But when should change happen? Obviously if the players know how long a campaign will last it becomes easier to plot for themselves when they ought to be willing to make those shifts or at least push themselves into situations where those shifts can occur.
Time vs. Incident
One half of the equation is time-- but it has to be based on dramatic time, not logical time. Dramatic time is variable, but generally compressed. In a story people change faster than you'd realistically expect if you thought about it. As I mentioned above, anime genre forms can really compress this to the point of silliness. But the other half of the equation is incident: situations which the GM provides or the player moves into that provide opportunities for players to work through those struggles. That requires the GM and the player to be on the same page about what constitutes a) something in the character that might evolve internally and b) what constitutes an appropriate (or inappropriate incident). So in that sense I think having players in a game focused on Internal Change do this kind of exercise can be useful.
I think another thing which players ought to do, if possible, is consider the hierarchy of those changes. Does one have to come before the other, as a stepping stone? Is one broader than another? Or even which would I feel most comfortable dealing with first. From the example above, regarding Sarah, it seems to me that her first mutable point probably needs to be handled first. By establishing that change she may be able to handle the other changes. With that in mind, players should approach dramatic time breaks and junctures with an eye to dealing with at least one of those changes. Of course, what actually happens will depend on the play of the game.
Signposts of Dramatic Time
So logical time can get in the way, but how do you communicate dramatic time? I mentioned breaks and junctures, which can serve as signposts. Again, knowing how long a campaign will last can be of enormous benefit in this. But also having a specific time period in-game has work as support as well. For example, in Libri Vidicos the players have the structure of the school year, ala Harry Potter. They know things will be introduced in the first semester, grow more complicated by the Winter Break and then accelerate downhill in the second semester.
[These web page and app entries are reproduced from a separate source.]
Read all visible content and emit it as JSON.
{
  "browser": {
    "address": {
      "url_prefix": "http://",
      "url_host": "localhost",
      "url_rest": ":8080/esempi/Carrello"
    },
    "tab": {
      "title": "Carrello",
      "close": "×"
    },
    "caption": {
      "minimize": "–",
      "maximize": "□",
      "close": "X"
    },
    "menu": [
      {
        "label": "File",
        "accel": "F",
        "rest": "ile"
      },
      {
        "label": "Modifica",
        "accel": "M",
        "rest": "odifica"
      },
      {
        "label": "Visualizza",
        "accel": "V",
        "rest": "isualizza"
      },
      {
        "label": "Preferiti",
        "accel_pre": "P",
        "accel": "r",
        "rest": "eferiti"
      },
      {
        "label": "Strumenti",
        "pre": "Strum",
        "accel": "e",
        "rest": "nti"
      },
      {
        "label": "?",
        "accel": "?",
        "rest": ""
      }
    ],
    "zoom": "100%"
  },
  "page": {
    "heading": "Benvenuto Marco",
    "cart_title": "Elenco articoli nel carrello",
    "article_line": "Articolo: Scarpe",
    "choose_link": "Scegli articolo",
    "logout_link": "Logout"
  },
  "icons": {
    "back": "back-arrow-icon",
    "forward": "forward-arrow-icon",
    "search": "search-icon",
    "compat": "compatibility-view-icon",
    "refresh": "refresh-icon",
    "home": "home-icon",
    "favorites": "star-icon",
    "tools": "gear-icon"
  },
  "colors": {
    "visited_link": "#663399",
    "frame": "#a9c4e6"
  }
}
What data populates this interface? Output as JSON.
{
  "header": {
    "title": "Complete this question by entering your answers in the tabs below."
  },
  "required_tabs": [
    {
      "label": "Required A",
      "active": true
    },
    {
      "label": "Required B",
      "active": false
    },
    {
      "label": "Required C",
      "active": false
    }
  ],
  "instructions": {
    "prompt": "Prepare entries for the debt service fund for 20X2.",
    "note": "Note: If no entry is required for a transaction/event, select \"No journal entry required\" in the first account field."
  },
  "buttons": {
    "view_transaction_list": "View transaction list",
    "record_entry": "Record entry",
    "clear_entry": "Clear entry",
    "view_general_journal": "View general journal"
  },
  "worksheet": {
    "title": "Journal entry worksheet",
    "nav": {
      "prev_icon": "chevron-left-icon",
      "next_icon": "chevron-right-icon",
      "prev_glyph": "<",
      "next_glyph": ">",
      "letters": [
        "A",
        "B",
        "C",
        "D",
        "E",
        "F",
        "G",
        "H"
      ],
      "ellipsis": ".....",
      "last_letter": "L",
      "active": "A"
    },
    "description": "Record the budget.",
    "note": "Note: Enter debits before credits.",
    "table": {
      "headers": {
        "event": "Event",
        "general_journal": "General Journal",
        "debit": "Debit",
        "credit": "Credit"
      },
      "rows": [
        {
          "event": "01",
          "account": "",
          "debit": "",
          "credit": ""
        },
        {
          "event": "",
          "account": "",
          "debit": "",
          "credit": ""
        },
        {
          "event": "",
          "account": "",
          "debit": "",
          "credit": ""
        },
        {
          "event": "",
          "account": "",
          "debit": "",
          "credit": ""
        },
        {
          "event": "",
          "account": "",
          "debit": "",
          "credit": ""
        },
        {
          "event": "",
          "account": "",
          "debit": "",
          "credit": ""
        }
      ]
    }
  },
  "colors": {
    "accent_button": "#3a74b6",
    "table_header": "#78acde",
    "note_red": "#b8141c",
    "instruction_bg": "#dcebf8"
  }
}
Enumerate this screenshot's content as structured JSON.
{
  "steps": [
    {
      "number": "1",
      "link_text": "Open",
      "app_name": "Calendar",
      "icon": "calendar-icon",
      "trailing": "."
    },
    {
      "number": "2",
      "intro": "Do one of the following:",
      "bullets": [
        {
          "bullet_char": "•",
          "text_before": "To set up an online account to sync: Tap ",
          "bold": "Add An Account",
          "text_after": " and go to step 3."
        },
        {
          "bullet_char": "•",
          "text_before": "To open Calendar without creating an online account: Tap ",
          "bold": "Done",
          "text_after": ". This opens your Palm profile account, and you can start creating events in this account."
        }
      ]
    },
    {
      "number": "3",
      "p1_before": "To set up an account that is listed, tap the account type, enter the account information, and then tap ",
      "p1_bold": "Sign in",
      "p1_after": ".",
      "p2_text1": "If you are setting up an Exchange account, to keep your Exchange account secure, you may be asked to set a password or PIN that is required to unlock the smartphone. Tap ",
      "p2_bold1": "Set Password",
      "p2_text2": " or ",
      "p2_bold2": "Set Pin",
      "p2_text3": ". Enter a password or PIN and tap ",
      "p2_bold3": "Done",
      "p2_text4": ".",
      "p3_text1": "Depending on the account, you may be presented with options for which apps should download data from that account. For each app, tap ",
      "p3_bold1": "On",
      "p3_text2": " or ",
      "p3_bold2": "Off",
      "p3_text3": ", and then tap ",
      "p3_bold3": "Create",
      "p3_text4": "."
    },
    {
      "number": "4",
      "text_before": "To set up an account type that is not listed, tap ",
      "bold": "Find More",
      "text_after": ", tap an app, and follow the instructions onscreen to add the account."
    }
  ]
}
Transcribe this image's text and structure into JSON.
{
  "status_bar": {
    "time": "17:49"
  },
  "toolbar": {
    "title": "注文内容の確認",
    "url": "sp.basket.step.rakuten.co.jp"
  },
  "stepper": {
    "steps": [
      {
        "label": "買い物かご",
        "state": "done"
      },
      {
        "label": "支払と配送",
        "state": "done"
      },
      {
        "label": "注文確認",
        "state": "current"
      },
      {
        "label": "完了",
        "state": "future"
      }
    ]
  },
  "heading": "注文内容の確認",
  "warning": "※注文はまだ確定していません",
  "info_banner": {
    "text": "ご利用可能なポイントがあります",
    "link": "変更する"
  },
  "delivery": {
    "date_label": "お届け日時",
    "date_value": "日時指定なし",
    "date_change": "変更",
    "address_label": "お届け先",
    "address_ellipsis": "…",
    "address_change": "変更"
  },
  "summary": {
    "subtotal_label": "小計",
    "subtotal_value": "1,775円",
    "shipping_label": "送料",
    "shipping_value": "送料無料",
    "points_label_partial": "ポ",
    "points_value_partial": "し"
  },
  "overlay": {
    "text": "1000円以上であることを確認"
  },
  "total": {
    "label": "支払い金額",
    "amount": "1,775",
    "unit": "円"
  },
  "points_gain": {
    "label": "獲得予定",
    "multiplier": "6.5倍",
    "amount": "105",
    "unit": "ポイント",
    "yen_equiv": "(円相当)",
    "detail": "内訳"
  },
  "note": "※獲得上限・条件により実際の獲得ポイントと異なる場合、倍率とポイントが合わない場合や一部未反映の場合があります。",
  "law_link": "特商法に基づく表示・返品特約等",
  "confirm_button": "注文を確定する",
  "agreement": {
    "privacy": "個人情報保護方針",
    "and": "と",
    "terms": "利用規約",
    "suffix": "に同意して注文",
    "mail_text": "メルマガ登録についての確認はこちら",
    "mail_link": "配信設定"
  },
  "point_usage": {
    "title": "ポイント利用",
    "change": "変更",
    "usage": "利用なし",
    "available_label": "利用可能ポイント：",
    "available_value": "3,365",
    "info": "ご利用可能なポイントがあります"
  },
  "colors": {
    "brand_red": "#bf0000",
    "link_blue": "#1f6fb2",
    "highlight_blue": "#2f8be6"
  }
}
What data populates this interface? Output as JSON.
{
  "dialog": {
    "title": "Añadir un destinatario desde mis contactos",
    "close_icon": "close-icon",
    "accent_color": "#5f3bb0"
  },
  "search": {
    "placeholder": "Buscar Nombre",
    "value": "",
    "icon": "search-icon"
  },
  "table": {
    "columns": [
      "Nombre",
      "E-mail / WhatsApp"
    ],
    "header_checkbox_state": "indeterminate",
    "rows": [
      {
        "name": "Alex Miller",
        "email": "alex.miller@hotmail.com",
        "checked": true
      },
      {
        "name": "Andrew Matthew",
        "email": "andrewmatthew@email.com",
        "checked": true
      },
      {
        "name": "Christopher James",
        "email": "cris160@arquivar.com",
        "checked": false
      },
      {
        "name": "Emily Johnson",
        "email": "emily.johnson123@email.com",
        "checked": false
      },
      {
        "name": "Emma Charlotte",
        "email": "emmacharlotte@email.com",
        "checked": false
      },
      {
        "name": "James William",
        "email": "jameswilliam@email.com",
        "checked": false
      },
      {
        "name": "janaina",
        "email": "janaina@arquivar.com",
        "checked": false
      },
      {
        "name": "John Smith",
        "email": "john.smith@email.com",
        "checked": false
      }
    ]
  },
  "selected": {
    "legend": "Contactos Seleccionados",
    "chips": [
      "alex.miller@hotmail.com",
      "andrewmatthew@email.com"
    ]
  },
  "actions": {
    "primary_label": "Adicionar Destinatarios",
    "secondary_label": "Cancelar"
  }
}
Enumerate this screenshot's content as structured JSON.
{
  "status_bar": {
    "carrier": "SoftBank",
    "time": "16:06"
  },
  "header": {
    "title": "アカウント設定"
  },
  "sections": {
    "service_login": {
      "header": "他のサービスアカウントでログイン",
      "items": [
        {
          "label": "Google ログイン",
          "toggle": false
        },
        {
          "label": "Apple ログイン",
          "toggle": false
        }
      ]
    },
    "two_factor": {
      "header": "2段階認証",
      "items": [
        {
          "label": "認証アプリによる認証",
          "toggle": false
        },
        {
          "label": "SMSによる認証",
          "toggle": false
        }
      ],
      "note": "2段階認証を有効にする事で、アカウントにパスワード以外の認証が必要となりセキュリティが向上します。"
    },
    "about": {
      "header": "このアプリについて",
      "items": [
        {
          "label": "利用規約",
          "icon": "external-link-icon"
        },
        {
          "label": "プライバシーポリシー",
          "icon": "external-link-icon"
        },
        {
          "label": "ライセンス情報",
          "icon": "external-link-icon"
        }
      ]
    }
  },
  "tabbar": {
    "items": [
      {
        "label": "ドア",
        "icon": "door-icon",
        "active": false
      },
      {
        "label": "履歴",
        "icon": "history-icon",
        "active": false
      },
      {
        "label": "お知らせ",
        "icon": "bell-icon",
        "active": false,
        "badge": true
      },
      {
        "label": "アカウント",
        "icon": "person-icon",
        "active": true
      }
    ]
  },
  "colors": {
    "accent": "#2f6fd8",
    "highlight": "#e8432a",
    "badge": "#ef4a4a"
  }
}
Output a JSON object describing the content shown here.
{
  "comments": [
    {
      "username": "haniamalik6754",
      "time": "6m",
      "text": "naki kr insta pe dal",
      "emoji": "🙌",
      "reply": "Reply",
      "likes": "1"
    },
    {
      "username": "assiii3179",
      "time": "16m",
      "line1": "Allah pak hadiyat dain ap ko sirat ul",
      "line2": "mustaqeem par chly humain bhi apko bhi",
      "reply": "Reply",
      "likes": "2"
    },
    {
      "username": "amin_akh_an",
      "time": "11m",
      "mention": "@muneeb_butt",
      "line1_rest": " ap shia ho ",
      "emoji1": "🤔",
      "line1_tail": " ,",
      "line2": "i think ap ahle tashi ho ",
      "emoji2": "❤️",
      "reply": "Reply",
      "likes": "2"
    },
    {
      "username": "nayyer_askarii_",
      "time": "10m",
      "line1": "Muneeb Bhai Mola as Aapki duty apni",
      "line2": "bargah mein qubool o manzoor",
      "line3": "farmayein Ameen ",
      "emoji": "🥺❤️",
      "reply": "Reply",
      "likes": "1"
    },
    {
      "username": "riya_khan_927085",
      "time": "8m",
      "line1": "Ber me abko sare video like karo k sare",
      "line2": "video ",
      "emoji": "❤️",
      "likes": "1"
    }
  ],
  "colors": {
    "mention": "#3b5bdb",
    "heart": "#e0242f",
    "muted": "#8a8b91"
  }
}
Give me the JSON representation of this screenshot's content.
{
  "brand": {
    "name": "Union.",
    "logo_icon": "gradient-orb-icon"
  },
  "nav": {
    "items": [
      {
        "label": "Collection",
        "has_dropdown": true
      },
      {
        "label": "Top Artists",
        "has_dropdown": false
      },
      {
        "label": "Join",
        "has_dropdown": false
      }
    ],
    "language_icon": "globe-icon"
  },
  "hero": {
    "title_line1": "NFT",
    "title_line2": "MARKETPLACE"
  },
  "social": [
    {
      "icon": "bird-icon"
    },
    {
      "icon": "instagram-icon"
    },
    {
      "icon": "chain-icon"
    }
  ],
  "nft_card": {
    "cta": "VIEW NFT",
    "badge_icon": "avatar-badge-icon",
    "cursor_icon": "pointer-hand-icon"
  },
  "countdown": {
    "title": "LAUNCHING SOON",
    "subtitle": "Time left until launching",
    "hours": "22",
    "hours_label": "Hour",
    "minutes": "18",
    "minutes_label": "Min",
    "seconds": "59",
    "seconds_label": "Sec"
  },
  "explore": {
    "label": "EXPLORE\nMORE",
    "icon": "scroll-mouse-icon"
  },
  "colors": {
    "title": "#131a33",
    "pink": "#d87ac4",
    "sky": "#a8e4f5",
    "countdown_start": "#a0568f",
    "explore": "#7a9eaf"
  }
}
But as well they also know that the campaign itself will cover exactly five years of their lives. So each chapter of the campaign has its own dramatic time (horizontally, if you will) but the campaign itself will have a slowly rising set of stakes throughout over those five years (vertically, if you will). The players also know that Year Five will likely change up some of the structure they've had during the previous four years.
Time lapses can be another clear signpost of a change, giving players permission for development. GMs have to be careful with lapses to make sure not too many outstanding threads get left behind. If things haven't been dealt with yet, the GM should be careful not to unduly penalize the players since they have no control over the lapse. Immediately after a lapse, opportunities should be given for players to do flashbacks if they want-- especially to tailor scenes which can let them go through changes. We did this last session in the Changeling game, a campaign which has a real break between logical time and dramatic time. But more importantly to signal a shift in dramatic time I put together a series of TV credits (using Powerpoint), cued to music which presented the campaign as if it were a show and we were just beginning season two of the series (complete with some people in the credits they hadn't yet met in the game). That device essentially said to the players, OK, we're moving forward, you have some license to make changes to your characters and move in new directions, despite how much logical time may have passed. I think it worked pretty well as a device, and we'll see how well it does as a dramatic time marker.